#### [Exercise directions]
The entries shown next need to be written again word for word.

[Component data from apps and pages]
·····

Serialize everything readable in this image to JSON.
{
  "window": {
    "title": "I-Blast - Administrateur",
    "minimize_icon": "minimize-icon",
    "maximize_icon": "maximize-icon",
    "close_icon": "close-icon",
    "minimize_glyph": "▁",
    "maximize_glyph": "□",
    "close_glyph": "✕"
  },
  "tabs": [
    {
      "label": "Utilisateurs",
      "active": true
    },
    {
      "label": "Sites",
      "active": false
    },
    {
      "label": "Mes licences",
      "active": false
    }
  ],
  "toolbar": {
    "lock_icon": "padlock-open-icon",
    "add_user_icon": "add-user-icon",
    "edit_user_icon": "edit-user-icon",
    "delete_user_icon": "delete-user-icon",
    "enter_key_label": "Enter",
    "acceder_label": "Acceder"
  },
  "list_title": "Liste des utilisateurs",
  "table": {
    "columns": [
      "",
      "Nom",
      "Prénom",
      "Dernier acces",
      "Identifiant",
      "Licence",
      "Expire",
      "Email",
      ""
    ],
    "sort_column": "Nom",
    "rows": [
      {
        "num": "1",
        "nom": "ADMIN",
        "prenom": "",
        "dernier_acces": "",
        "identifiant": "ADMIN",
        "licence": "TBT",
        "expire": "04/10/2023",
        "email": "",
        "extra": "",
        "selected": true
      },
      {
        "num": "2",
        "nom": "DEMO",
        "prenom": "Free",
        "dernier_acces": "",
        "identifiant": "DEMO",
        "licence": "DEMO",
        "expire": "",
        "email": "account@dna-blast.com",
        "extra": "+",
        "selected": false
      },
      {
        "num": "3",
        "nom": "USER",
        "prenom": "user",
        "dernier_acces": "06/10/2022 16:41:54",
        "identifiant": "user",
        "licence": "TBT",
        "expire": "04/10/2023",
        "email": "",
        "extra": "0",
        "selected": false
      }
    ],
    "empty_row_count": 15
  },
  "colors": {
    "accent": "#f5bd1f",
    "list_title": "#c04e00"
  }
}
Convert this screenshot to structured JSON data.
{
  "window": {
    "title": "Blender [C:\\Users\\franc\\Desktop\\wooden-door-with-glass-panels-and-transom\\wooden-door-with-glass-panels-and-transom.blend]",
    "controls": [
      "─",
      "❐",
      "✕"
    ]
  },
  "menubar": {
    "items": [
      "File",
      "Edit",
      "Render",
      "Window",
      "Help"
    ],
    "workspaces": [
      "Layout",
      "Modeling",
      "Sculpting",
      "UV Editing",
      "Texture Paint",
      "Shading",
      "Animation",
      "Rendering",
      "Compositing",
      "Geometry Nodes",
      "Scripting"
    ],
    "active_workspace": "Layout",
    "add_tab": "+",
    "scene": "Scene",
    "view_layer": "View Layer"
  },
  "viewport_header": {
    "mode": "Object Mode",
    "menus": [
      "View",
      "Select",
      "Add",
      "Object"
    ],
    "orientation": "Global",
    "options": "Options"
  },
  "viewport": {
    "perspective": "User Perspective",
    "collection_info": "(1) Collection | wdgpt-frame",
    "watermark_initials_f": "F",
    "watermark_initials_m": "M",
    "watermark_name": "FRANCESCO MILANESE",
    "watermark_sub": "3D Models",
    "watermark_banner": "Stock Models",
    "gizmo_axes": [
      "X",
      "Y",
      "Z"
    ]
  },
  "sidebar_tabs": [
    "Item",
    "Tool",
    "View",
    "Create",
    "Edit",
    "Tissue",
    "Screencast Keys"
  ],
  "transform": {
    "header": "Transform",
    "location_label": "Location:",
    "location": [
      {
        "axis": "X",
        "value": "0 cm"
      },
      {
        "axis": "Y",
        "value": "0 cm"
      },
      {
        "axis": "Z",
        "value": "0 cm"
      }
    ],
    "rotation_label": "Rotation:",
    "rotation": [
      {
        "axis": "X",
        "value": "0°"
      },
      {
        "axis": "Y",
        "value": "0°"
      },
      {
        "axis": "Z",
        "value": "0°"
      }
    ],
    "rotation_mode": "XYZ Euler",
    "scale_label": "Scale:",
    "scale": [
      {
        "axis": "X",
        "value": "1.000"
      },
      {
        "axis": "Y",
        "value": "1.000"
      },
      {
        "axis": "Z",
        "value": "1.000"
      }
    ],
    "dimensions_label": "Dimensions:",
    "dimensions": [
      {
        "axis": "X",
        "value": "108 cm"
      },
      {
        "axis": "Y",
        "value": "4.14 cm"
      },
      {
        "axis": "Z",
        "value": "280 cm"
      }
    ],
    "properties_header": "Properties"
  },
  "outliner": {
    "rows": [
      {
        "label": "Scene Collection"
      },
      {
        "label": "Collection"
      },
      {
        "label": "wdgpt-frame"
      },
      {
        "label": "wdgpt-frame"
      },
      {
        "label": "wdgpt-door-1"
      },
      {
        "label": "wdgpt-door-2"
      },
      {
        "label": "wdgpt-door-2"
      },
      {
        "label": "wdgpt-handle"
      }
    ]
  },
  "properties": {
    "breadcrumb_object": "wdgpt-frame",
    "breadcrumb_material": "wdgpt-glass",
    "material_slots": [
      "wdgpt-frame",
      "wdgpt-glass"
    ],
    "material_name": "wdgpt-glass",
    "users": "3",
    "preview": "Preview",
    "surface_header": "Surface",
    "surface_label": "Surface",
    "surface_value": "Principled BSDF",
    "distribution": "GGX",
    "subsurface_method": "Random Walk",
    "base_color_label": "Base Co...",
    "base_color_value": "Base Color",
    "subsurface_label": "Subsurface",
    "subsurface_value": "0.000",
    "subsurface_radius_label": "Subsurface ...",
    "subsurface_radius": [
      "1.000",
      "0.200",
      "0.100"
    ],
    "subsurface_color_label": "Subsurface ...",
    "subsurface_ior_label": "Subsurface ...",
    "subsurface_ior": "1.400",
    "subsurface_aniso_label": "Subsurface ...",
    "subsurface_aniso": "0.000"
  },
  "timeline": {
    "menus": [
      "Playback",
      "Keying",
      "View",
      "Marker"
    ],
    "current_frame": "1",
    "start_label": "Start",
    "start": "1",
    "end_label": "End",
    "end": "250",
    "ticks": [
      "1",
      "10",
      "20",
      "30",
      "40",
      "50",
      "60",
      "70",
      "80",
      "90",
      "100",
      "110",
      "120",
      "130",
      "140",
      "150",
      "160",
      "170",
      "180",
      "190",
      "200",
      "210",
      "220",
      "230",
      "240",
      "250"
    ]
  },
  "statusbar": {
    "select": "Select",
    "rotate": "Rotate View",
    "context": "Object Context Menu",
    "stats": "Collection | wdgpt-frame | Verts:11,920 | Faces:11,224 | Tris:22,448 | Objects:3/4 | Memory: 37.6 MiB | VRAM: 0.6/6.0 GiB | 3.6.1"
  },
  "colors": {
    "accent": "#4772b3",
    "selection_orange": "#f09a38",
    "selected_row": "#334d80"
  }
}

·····

#### [Answer]
Serialize everything readable in this image to JSON.
{
  "window": {
    "title": "I-Blast - Administrateur",
    "minimize_icon": "minimize-icon",
    "maximize_icon": "maximize-icon",
    "close_icon": "close-icon",
    "minimize_glyph": "▁",
    "maximize_glyph": "□",
    "close_glyph": "✕"
  },
  "tabs": [
    {
      "label": "Utilisateurs",
      "active": true
    },
    {
      "label": "Sites",
      "active": false
    },
    {
      "label": "Mes licences",
      "active": false
    }
  ],
  "toolbar": {
    "lock_icon": "padlock-open-icon",
    "add_user_icon": "add-user-icon",
    "edit_user_icon": "edit-user-icon",
    "delete_user_icon": "delete-user-icon",
    "enter_key_label": "Enter",
    "acceder_label": "Acceder"
  },
  "list_title": "Liste des utilisateurs",
  "table": {
    "columns": [
      "",
      "Nom",
      "Prénom",
      "Dernier acces",
      "Identifiant",
      "Licence",
      "Expire",
      "Email",
      ""
    ],
    "sort_column": "Nom",
    "rows": [
      {
        "num": "1",
        "nom": "ADMIN",
        "prenom": "",
        "dernier_acces": "",
        "identifiant": "ADMIN",
        "licence": "TBT",
        "expire": "04/10/2023",
        "email": "",
        "extra": "",
        "selected": true
      },
      {
        "num": "2",
        "nom": "DEMO",
        "prenom": "Free",
        "dernier_acces": "",
        "identifiant": "DEMO",
        "licence": "DEMO",
        "expire": "",
        "email": "account@dna-blast.com",
        "extra": "+",
        "selected": false
      },
      {
        "num": "3",
        "nom": "USER",
        "prenom": "user",
        "dernier_acces": "06/10/2022 16:41:54",
        "identifiant": "user",
        "licence": "TBT",
        "expire": "04/10/2023",
        "email": "",
        "extra": "0",
        "selected": false
      }
    ],
    "empty_row_count": 15
  },
  "colors": {
    "accent": "#f5bd1f",
    "list_title": "#c04e00"
  }
}
Convert this screenshot to structured JSON data.
{
  "window": {
    "title": "Blender [C:\\Users\\franc\\Desktop\\wooden-door-with-glass-panels-and-transom\\wooden-door-with-glass-panels-and-transom.blend]",
    "controls": [
      "─",
      "❐",
      "✕"
    ]
  },
  "menubar": {
    "items": [
      "File",
      "Edit",
      "Render",
      "Window",
      "Help"
    ],
    "workspaces": [
      "Layout",
      "Modeling",
      "Sculpting",
      "UV Editing",
      "Texture Paint",
      "Shading",
      "Animation",
      "Rendering",
      "Compositing",
      "Geometry Nodes",
      "Scripting"
    ],
    "active_workspace": "Layout",
    "add_tab": "+",
    "scene": "Scene",
    "view_layer": "View Layer"
  },
  "viewport_header": {
    "mode": "Object Mode",
    "menus": [
      "View",
      "Select",
      "Add",
      "Object"
    ],
    "orientation": "Global",
    "options": "Options"
  },
  "viewport": {
    "perspective": "User Perspective",
    "collection_info": "(1) Collection | wdgpt-frame",
    "watermark_initials_f": "F",
    "watermark_initials_m": "M",
    "watermark_name": "FRANCESCO MILANESE",
    "watermark_sub": "3D Models",
    "watermark_banner": "Stock Models",
    "gizmo_axes": [
      "X",
      "Y",
      "Z"
    ]
  },
  "sidebar_tabs": [
    "Item",
    "Tool",
    "View",
    "Create",
    "Edit",
    "Tissue",
    "Screencast Keys"
  ],
  "transform": {
    "header": "Transform",
    "location_label": "Location:",
    "location": [
      {
        "axis": "X",
        "value": "0 cm"
      },
      {
        "axis": "Y",
        "value": "0 cm"
      },
      {
        "axis": "Z",
        "value": "0 cm"
      }
    ],
    "rotation_label": "Rotation:",
    "rotation": [
      {
        "axis": "X",
        "value": "0°"
      },
      {
        "axis": "Y",
        "value": "0°"
      },
      {
        "axis": "Z",
        "value": "0°"
      }
    ],
    "rotation_mode": "XYZ Euler",
    "scale_label": "Scale:",
    "scale": [
      {
        "axis": "X",
        "value": "1.000"
      },
      {
        "axis": "Y",
        "value": "1.000"
      },
      {
        "axis": "Z",
        "value": "1.000"
      }
    ],
    "dimensions_label": "Dimensions:",
    "dimensions": [
      {
        "axis": "X",
        "value": "108 cm"
      },
      {
        "axis": "Y",
        "value": "4.14 cm"
      },
      {
        "axis": "Z",
        "value": "280 cm"
      }
    ],
    "properties_header": "Properties"
  },
  "outliner": {
    "rows": [
      {
        "label": "Scene Collection"
      },
      {
        "label": "Collection"
      },
      {
        "label": "wdgpt-frame"
      },
      {
        "label": "wdgpt-frame"
      },
      {
        "label": "wdgpt-door-1"
      },
      {
        "label": "wdgpt-door-2"
      },
      {
        "label": "wdgpt-door-2"
      },
      {
        "label": "wdgpt-handle"
      }
    ]
  },
  "properties": {
    "breadcrumb_object": "wdgpt-frame",
    "breadcrumb_material": "wdgpt-glass",
    "material_slots": [
      "wdgpt-frame",
      "wdgpt-glass"
    ],
    "material_name": "wdgpt-glass",
    "users": "3",
    "preview": "Preview",
    "surface_header": "Surface",
    "surface_label": "Surface",
    "surface_value": "Principled BSDF",
    "distribution": "GGX",
    "subsurface_method": "Random Walk",
    "base_color_label": "Base Co...",
    "base_color_value": "Base Color",
    "subsurface_label": "Subsurface",
    "subsurface_value": "0.000",
    "subsurface_radius_label": "Subsurface ...",
    "subsurface_radius": [
      "1.000",
      "0.200",
      "0.100"
    ],
    "subsurface_color_label": "Subsurface ...",
    "subsurface_ior_label": "Subsurface ...",
    "subsurface_ior": "1.400",
    "subsurface_aniso_label": "Subsurface ...",
    "subsurface_aniso": "0.000"
  },
  "timeline": {
    "menus": [
      "Playback",
      "Keying",
      "View",
      "Marker"
    ],
    "current_frame": "1",
    "start_label": "Start",
    "start": "1",
    "end_label": "End",
    "end": "250",
    "ticks": [
      "1",
      "10",
      "20",
      "30",
      "40",
      "50",
      "60",
      "70",
      "80",
      "90",
      "100",
      "110",
      "120",
      "130",
      "140",
      "150",
      "160",
      "170",
      "180",
      "190",
      "200",
      "210",
      "220",
      "230",
      "240",
      "250"
    ]
  },
  "statusbar": {
    "select": "Select",
    "rotate": "Rotate View",
    "context": "Object Context Menu",
    "stats": "Collection | wdgpt-frame | Verts:11,920 | Faces:11,224 | Tris:22,448 | Objects:3/4 | Memory: 37.6 MiB | VRAM: 0.6/6.0 GiB | 3.6.1"
  },
  "colors": {
    "accent": "#4772b3",
    "selection_orange": "#f09a38",
    "selected_row": "#334d80"
  }
}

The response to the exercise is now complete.